Motion control strategies for networked robot teams in environments with obstacles
Communication in multi-robot teams has, historically, been a means to improve control and perception. Recent advances in embedded processor technology have made it possible to equip every robot with inexpensive off-the-shelf wireless communication capabilities. These advances have also given robots the ability to monitor and respond to changes in the quality of their communication links. As such, progress in multi-agent robotics and sensor networks, and particularly the convergence of the two, will inevitably engender problems at the intersection of communication, control and perception. ^ While control is necessary for successful mission execution, reliable communication is essential for coordination and cooperation in multi-robot teams. For example, in applications such as perimeter surveillance or the cordoning off of hazardous regions, robots must be capable of forming complex shapes in the plane while maintaining the quality of the communication network. Thus, motion control strategies that do not require inter-agent communication can often be beneficial since they preserve limited bandwidth for the transmission of critical data. This is especially relevant in teams composed of large a number of small, resource constrained agents where bandwidth often becomes the limiting factor in agents' abilities to communicate. ^ Towards this end, this thesis considers scalable motion control strategies for networked robot teams that can be implemented with no inter-agent communication. Experimental studies of strategies for maintaining end-to-end communication links for tasks like surveillance, reconnaissance, and target search and identification are discussed in the first part of the thesis. This then motivates the work presented in the second part: the synthesis of decentralized controllers for robot teams to form complex patterns in two dimensions. These decentralized controllers do not require the explicit communication of robots' state information. Rather, agents are assumed to be equipped with appropriate sensors, enabling them to infer relative position and bearing information of their neighbors. The stability and convergence properties of the controllers are presented, and the feasibility of the proposed methods is verified via computer simulations and experimental results using two multi-robot testbeds. ^
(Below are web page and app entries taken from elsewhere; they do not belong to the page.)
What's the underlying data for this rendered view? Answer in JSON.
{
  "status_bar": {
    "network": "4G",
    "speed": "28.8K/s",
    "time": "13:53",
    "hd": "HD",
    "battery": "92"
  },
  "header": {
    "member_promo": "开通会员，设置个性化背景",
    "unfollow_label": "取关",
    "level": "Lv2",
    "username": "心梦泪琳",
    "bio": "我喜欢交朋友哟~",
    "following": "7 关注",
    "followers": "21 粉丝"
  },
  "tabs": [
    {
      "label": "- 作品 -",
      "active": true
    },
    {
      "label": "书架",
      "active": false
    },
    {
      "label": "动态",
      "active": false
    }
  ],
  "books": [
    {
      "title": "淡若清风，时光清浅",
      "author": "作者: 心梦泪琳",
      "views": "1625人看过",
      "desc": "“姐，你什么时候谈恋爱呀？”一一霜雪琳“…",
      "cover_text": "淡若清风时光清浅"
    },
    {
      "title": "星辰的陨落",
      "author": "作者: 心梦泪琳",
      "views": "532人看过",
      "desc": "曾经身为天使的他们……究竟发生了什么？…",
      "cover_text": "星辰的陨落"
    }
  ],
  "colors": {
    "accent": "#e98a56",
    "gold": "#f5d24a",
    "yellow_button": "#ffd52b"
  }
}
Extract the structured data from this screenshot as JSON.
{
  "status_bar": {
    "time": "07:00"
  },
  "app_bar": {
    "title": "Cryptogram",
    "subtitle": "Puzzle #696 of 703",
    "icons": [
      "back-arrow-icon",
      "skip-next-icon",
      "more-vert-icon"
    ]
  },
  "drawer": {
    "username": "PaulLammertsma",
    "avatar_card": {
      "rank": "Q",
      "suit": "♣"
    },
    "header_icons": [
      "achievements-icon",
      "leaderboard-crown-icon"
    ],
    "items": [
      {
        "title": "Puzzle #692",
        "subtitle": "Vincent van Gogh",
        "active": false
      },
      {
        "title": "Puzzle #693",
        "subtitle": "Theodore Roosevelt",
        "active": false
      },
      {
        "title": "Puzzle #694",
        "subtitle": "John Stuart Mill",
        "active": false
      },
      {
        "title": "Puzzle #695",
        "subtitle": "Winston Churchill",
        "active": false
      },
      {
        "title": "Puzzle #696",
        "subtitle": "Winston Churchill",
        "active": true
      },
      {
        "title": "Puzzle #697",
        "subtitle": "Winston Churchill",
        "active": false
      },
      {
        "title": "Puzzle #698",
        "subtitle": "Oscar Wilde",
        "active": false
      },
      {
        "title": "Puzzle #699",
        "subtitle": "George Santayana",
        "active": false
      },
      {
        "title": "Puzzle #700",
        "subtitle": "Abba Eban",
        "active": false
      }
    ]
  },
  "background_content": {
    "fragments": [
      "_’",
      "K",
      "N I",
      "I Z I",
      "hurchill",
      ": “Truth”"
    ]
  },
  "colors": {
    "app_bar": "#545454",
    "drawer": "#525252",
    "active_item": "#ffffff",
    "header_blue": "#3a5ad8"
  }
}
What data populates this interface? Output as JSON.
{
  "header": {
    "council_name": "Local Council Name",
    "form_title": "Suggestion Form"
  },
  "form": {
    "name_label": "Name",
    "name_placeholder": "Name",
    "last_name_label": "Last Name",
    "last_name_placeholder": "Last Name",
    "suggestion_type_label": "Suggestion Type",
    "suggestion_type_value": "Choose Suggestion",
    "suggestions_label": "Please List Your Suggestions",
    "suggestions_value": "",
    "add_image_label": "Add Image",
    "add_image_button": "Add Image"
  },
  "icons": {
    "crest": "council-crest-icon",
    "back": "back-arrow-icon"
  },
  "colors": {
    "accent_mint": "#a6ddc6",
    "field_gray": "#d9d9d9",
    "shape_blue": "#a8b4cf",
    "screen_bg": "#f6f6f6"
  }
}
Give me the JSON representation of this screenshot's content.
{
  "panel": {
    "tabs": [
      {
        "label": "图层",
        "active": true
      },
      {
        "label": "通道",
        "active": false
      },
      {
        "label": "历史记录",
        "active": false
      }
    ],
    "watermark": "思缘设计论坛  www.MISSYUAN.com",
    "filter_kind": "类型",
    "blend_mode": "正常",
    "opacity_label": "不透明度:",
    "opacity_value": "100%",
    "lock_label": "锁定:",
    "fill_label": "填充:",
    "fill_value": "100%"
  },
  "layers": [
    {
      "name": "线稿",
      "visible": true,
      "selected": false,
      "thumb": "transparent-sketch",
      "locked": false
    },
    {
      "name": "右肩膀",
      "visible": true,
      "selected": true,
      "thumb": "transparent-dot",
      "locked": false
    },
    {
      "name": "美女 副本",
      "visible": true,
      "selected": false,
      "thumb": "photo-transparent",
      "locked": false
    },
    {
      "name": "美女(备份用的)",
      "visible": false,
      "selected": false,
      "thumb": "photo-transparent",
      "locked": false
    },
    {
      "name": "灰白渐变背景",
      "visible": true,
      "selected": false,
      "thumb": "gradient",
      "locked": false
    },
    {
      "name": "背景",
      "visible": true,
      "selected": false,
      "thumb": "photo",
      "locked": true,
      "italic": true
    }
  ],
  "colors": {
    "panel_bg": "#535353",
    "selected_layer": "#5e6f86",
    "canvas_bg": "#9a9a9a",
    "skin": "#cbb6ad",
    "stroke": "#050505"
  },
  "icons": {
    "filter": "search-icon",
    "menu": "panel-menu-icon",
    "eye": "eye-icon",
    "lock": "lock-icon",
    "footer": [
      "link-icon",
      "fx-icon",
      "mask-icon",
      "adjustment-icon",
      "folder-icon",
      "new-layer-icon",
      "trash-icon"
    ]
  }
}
M. Ani Hsieh,
"Motion control strategies for networked robot teams in environments with obstacles"
(January 1, 2007).
Dissertations available from ProQuest.